The history of Automated Information Retrieval Service (AIRS) can be traced back to the early days of computer technology, when researchers began to experiment with using computers to assist in the retrieval of information. The first AIRS were developed in the 1950s and 1960s, and were primarily used in scientific and technical applications, such as searching for scientific papers and patents.
One of the first AIRS was the SMART Information Retrieval System, developed in the 1960s by Gerard Salton at Cornell University. SMART was designed to assist researchers in finding scientific papers, and was one of the first systems to use the vector space model for information retrieval.
In the 1970s and 1980s, advances in computer technology, such as the development of the personal computer and the internet, led to the development of more sophisticated AIRS, such as the CORE (Computer Output Retrieval) system and the Dialog system. These systems were used to search a wide variety of information sources, such as news articles, business reports, and government publications.
With the rise of the World Wide Web in the 1990s, AIRS began to evolve into web search engines, such as AltaVista, Excite, and Yahoo.
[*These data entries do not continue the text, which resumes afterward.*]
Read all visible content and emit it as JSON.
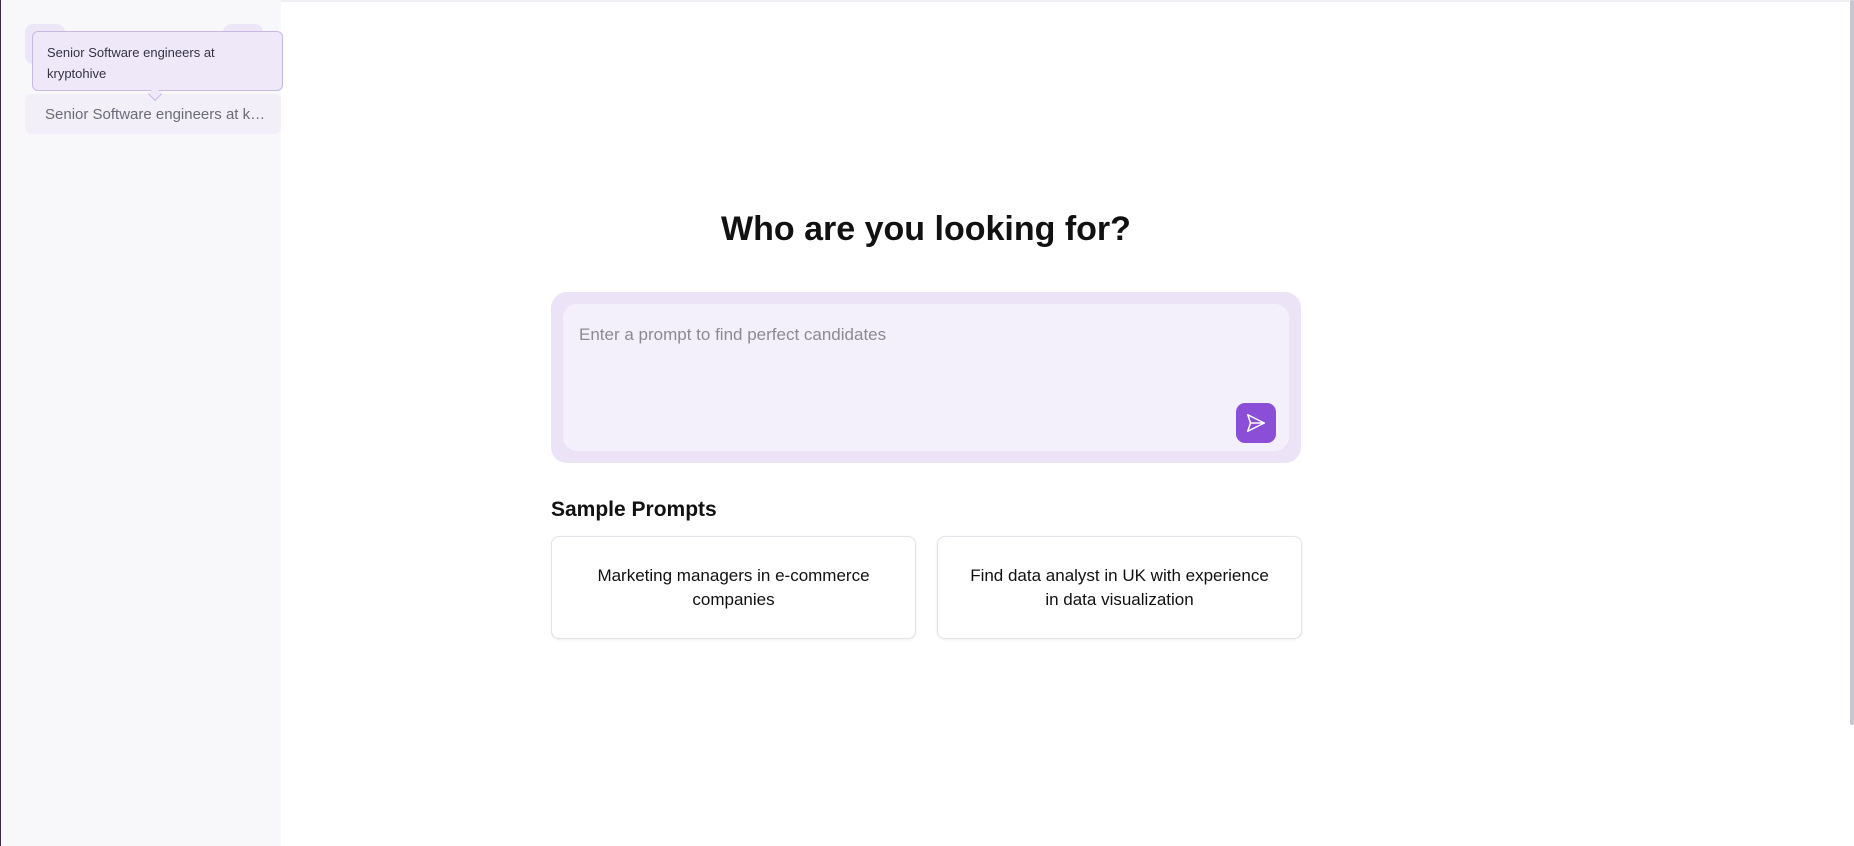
{
  "sidebar": {
    "recent_chat": "Senior Software engineers at kryptohive",
    "tooltip": "Senior Software engineers at kryptohive"
  },
  "main": {
    "title": "Who are you looking for?",
    "prompt_placeholder": "Enter a prompt to find perfect candidates",
    "send_icon": "send-icon",
    "sample_prompts_title": "Sample Prompts",
    "sample_prompts": [
      "Marketing managers in e-commerce companies",
      "Find data analyst in UK with experience in data visualization"
    ]
  },
  "colors": {
    "accent": "#8a4fd6",
    "prompt_bg": "#ece3f7",
    "sidebar_bg": "#f8f8fa"
  }
}
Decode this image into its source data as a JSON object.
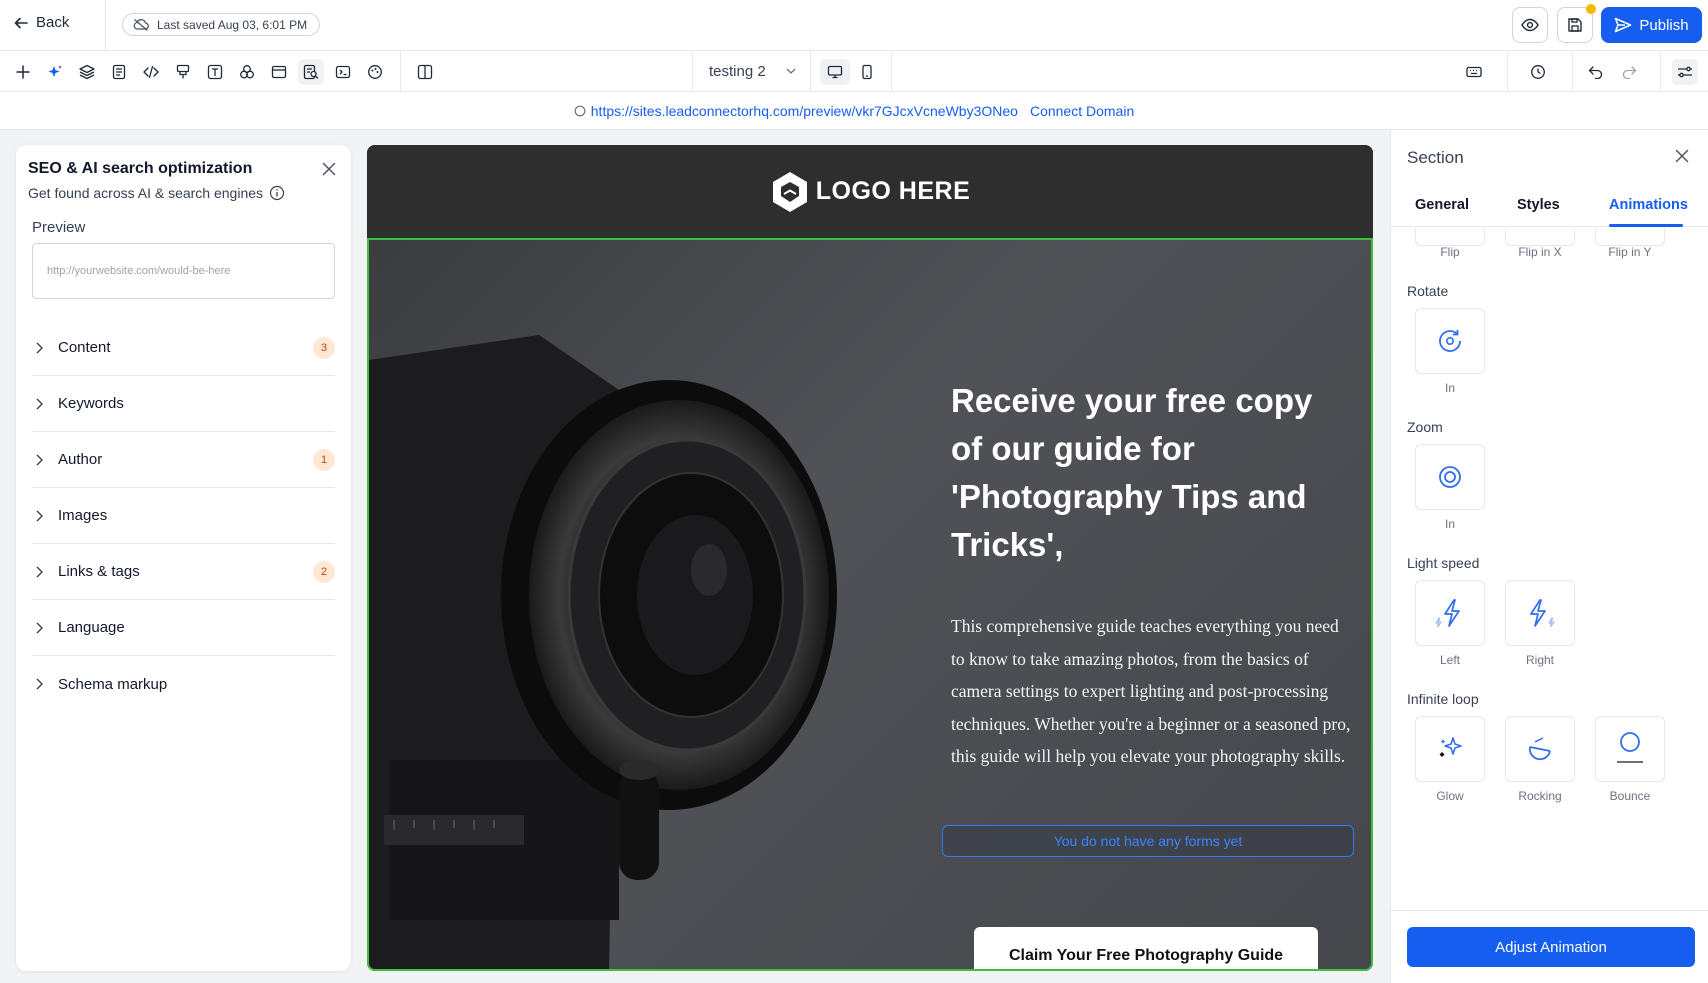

The first web search engine, Archie, was created in 1990, followed by the first full-text web search engine, Gopher, in 1991. Google, the most widely used search engine today, was launched in 1998.
As the internet and technology continue to evolve, AIRS are becoming even more sophisticated, with the use of natural language processing, machine learning, and other technologies to understand and respond to user queries. The development of mobile devices and applications have also increased the accessibility of AIRS, allowing users to search for information from anywhere at any time.
Overall, the history of AIRS has been marked by a steady progression of technology, which has led to the development of more sophisticated and user-friendly systems that can assist in finding and retrieving information from a wide variety of sources.
The main purpose of an Automated Information Retrieval Service (AIRS) is to assist users in finding and retrieving information from a variety of sources. AIRS typically use advanced technologies such as natural language processing, machine learning, and information retrieval algorithms to understand and respond to user queries, and can be accessed via a web interface, mobile app, or other means.
Some of the key purposes of AIRS include:
- Information discovery: AIRS allows users to quickly and easily search for a wide variety of information, such as scientific papers, news articles, images, videos, and more. This can help users to find the information they need more easily and quickly.
- Relevance ranking: AIRS use complex algorithms to rank the search results based on their relevance to the user’s query. This allows users to find the most relevant and useful information more easily.
- Personalization: AIRS can use machine learning and other technologies to learn about a user’s preferences and search history, and provide personalized search results. This can make the search process more efficient and effective for the user.
- Integration: AIRS can be integrated with other library systems, such as the catalog and acquisitions systems, to provide a seamless workflow and improve the